A consortium back by the British government has won the auction for collapsed satellite broadband firm OneWeb.
The UK-US company entered Chapter 11 bankruptcy protection in March after investors pulled out, leading to an auction of its assets in New York earlier this week.
OneWeb’s original plan was to place hundreds of satellites, 74 of which have already been successfully launched, into a low earth orbit to provide broadband to homes and businesses around the world. The government hopes to use this capability to improve broadband and 5G connectivity in remote and rural parts of the UK.
Reports suggest it’s also exploring the potential to operate its own navigation system, although the viability of such a scheme has been questioned by some experts.
The winning $1bn bid included Bharti Global Limited, owned by telecoms billionaire Sunil Mittal, with the UK government pledging $500m in return for a “significant” shareholding.
In a statement the government said buying OneWeb would support its ambitions “for the UK to be a pioneer” in novel satellite technologies and for the country to “join the first rank of space nations”.
It added that Bharti Global, owner of the world’s third largest mobile operator, would provide “commercial and operational leadership, and bring OneWeb a revenue base to contribute towards its future success.”
Business Secretary Alok Sharma said: “This deal underlines the scale of Britain’s ambitions on the global stage.

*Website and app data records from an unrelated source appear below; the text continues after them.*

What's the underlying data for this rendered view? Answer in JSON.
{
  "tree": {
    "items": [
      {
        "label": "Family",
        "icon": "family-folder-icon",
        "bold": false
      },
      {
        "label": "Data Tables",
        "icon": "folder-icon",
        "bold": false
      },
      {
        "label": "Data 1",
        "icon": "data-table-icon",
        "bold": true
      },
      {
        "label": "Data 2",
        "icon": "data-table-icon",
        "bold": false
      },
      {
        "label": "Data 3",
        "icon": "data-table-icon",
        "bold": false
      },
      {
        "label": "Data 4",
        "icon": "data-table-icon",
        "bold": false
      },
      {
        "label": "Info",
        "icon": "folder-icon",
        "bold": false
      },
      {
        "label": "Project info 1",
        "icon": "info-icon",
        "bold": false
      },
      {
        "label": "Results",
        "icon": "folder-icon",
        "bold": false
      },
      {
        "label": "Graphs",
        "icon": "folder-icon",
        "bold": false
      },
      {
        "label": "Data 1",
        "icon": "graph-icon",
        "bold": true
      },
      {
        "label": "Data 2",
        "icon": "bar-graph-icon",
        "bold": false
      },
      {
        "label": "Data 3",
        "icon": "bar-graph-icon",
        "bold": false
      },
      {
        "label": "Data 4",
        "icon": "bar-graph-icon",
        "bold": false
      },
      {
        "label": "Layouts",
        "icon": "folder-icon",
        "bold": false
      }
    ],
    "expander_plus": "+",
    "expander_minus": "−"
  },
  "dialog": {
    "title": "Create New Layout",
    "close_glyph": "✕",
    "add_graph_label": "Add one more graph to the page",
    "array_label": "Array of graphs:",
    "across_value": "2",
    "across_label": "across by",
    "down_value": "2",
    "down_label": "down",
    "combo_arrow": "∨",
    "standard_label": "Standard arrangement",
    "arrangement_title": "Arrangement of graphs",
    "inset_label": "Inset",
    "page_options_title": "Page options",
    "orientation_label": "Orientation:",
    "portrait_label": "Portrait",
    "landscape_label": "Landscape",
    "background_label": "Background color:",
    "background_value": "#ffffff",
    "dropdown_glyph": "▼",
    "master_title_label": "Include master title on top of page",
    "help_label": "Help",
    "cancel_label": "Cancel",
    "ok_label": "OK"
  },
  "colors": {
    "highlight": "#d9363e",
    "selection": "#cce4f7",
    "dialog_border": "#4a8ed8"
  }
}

“Our access to a global fleet of satellites has the potential to connect millions of people worldwide to broadband, many for the first time, and the deal presents the opportunity to further develop our strong advanced manufacturing base right here in the UK.”
The government stake gives it a final say over any future sale of the company, and over access to OneWeb technology by other countries on national security grounds.
OneWeb CEO Adrian Steckel commented: “We are delighted to have concluded the sale process with such a positive outcome that will benefit not only OneWeb’s existing creditors, but also our employees, vendors, commercial partners, and supporters worldwide who believe in the mission and in the promise of global connectivity.
“The combination of HMG and Bharti will bring immediate value as we develop as a global leader in low latency connectivity. This successful outcome for OneWeb underscores the confidence in our business, technology, and the work of our entire team.
“With differentiated and flexible technology, unique spectrum assets and a compelling market opportunity ahead of us, we are eager to conclude the process and get back to launching our satellites as soon as possible.”
Last month manufacturing union Unite called on the government to ensure any bid delivered jobs in the UK space sector.
National officer for the aerospace sector, Rhys McCarthy, said: “The country urgently needs world-leading satellite infrastructure to support modern businesses and our defence systems.
“We want to be reassured that a government stake in OneWeb is the right way forward on this and will mean security and jobs for UK aerospace workers.”
OneWeb’s satellites are currently made in Florida through a joint venture with Airbus.
On Friday the firm’s UK Managing Director, Richard Franklin, said: “The UK government’s vision in backing this project will drive innovation and new ways of thinking about how space can contribute even more to the UK economy, and the country’s defence requirements, as well as playing a part in delivering broadband internet to communities across the country.
“We look forward to supporting OneWeb in the next phase of their business and growing the UK contribution to this market-changing business.”
Completion is subject to approval by US authorities, including the Committee on Foreign Investment in the United States which reviews the sale of US based businesses to foreign entities.